HE made Eastleigh famous by including Market Street in the chart-topping song about Ernie who drove the fastest milk cart in the west.

Now the Daily Echo can reveal that the Hampshire town could be the home for a statue which will be a permanent salute to the former Eastleigh milkman who became one of the world's greatest comics.

Southampton - Hill's birth place - had orginally been mooted as a possible site for the statue. However, TV critic Garry Bushell, who has been leading the Benny Hill Statue Campaign, says that Eastleigh is now the hot favourite.

There is already a plaque acknowledging the comedian's links with the town and his international fame. A statue would bring fans flocking from around the world.

Garry said: "We have had talks with Eastleigh Council and they are very keen. My aim would be to have it in place by 2008."

"The statue will cost £35,000 plus VAT. We have already raised £5,000 to get it to the design stage. Support for the campaign has come from across the board."

It includes a glittering array of showbiz celebrities including Barbara Windsor, Bradly Walsh and Brian Conley.

The latest development on the statue comes after the profile of Benny Hill was raised this week in a TV documentary analysing whether his humour would raise a laugh with the youngsters of today.

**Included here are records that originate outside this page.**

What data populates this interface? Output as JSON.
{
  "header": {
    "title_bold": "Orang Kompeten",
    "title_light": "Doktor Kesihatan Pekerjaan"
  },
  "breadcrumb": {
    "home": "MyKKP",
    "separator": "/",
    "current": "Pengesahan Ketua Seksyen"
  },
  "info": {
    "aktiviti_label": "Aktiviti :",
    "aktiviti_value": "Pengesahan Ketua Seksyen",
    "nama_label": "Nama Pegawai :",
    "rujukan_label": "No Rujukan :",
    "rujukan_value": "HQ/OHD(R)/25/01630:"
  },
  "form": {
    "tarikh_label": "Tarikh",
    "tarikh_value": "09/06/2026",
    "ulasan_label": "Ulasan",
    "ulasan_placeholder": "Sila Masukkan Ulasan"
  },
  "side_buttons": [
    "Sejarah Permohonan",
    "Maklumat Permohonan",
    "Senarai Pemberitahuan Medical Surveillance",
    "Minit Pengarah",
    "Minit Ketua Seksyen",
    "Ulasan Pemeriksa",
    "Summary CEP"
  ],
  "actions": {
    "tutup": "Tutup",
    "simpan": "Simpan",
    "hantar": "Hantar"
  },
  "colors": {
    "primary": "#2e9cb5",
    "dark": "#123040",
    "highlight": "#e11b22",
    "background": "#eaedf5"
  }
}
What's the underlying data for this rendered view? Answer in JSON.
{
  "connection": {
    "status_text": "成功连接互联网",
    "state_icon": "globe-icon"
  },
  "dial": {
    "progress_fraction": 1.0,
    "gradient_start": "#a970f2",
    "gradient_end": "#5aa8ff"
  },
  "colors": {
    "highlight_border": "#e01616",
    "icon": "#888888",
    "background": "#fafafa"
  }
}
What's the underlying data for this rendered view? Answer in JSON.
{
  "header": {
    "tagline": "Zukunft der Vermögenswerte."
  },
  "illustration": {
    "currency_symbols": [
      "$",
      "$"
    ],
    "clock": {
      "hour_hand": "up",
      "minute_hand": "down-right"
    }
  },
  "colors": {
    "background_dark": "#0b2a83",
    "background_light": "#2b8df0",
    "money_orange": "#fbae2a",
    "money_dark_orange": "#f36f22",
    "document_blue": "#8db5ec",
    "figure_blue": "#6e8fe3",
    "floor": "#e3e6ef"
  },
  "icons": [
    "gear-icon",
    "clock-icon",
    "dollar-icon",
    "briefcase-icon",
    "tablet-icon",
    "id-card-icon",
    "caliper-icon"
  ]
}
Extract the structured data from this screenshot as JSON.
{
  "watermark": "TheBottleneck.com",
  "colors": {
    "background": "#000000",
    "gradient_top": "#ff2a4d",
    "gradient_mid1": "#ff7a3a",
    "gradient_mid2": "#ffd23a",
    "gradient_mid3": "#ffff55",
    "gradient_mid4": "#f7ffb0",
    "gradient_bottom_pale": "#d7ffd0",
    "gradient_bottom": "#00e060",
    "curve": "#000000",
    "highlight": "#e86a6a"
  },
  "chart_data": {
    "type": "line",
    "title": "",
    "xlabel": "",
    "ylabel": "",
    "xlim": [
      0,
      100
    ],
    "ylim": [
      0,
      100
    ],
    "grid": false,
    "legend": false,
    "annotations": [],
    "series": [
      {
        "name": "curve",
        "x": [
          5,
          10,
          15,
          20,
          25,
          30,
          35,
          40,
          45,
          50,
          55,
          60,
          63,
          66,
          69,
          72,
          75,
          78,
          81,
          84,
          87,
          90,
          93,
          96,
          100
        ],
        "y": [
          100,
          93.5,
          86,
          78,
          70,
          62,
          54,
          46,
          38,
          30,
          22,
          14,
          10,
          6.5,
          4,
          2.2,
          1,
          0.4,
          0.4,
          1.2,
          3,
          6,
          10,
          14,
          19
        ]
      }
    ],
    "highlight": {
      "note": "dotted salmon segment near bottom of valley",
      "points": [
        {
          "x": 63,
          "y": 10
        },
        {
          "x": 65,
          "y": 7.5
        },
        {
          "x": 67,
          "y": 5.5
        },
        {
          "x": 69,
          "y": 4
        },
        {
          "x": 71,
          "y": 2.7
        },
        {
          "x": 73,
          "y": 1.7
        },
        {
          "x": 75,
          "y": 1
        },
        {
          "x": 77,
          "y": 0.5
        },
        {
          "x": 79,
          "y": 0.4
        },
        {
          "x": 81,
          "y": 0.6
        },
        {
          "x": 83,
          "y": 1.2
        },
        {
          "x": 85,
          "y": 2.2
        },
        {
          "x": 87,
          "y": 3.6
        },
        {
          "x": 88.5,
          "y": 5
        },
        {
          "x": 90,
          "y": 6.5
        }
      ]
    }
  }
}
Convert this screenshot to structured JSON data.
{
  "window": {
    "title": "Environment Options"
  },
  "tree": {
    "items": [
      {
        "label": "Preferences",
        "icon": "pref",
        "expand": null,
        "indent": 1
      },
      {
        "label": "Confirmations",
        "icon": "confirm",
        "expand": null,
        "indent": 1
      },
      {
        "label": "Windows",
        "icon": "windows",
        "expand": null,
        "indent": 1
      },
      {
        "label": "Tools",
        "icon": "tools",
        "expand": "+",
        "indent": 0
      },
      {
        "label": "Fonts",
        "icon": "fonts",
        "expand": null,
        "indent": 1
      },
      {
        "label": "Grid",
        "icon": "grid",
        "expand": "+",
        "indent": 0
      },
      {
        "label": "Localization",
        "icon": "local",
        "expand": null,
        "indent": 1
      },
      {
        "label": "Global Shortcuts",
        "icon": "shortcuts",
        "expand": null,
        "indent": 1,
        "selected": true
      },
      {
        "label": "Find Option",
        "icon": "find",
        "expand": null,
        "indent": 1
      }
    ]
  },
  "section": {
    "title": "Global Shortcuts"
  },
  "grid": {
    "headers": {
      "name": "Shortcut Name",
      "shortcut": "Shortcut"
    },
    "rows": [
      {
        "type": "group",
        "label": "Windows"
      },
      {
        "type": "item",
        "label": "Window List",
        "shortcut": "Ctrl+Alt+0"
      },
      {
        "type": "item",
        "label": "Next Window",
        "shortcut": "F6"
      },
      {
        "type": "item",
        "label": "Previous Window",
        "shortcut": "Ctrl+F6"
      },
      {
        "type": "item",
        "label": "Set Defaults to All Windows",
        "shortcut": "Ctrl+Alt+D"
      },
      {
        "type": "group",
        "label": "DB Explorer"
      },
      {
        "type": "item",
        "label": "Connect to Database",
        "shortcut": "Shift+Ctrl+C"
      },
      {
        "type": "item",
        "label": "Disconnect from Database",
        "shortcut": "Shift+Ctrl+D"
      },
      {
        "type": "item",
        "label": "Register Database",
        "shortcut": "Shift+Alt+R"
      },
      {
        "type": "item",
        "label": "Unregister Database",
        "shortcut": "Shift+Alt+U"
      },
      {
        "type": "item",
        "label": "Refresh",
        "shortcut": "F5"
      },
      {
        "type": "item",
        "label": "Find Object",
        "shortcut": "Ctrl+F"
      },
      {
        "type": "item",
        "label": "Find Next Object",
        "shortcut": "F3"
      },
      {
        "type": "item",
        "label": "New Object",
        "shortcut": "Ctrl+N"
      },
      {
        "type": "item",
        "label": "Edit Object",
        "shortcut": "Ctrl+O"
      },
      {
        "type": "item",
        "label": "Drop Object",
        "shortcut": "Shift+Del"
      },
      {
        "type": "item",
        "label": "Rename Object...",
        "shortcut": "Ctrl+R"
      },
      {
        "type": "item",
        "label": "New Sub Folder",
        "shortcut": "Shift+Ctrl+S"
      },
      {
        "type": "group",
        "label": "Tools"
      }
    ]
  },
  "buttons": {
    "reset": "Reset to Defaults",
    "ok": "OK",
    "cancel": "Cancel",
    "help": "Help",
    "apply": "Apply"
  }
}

Garry described him as a "comic genius" and called for a repeat of his classic programmes.

On his website Mr Bushell hails Benny Hill as "Britain's biggest ever comedy export" and says he is still popular with global audiences.

Wherever the Benny Hill show is broadcast it remains a huge ratings success," he said, adding: "Hill's fans range from Dame Edna to Tom Wolfe via Greta Garbo, Clint Eastwood and Snoop Dog. Every big US act seems to love our Benny. Even the Black Eyed Peas are fans."

Garry says that Hill's brand of humour appealed to all age groups and he is still incensed with the way that the cheeky comic was axed by the TV moguls.

He said: "ITV should hang their heads in shame. When he died Benny was heartbroken by the way he had been treated."